| RECORD SET |
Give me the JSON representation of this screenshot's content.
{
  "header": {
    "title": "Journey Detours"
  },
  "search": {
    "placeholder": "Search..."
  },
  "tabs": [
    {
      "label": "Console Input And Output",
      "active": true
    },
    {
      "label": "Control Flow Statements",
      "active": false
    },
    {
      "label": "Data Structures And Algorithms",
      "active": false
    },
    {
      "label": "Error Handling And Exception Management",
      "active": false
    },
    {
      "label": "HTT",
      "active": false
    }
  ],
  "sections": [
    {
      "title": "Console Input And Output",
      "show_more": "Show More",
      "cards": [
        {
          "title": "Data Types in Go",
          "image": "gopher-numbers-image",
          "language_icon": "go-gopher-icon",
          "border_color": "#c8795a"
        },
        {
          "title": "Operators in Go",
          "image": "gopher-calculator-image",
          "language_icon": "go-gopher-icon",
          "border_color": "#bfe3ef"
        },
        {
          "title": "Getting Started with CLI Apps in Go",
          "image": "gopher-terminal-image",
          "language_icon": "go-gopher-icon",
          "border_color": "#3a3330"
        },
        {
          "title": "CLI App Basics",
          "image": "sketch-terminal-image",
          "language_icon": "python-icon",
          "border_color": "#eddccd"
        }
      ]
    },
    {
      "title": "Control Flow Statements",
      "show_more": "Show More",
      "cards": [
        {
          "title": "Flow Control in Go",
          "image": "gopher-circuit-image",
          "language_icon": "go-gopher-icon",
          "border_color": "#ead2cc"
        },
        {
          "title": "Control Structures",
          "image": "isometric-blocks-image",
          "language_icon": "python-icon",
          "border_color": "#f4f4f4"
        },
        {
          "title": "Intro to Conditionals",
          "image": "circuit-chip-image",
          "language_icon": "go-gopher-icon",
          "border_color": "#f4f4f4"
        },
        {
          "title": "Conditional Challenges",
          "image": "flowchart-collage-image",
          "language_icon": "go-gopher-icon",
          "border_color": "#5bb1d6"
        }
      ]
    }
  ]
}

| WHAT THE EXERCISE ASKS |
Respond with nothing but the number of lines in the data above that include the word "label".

| SOLUTION FOR THIS PROBLEM |
5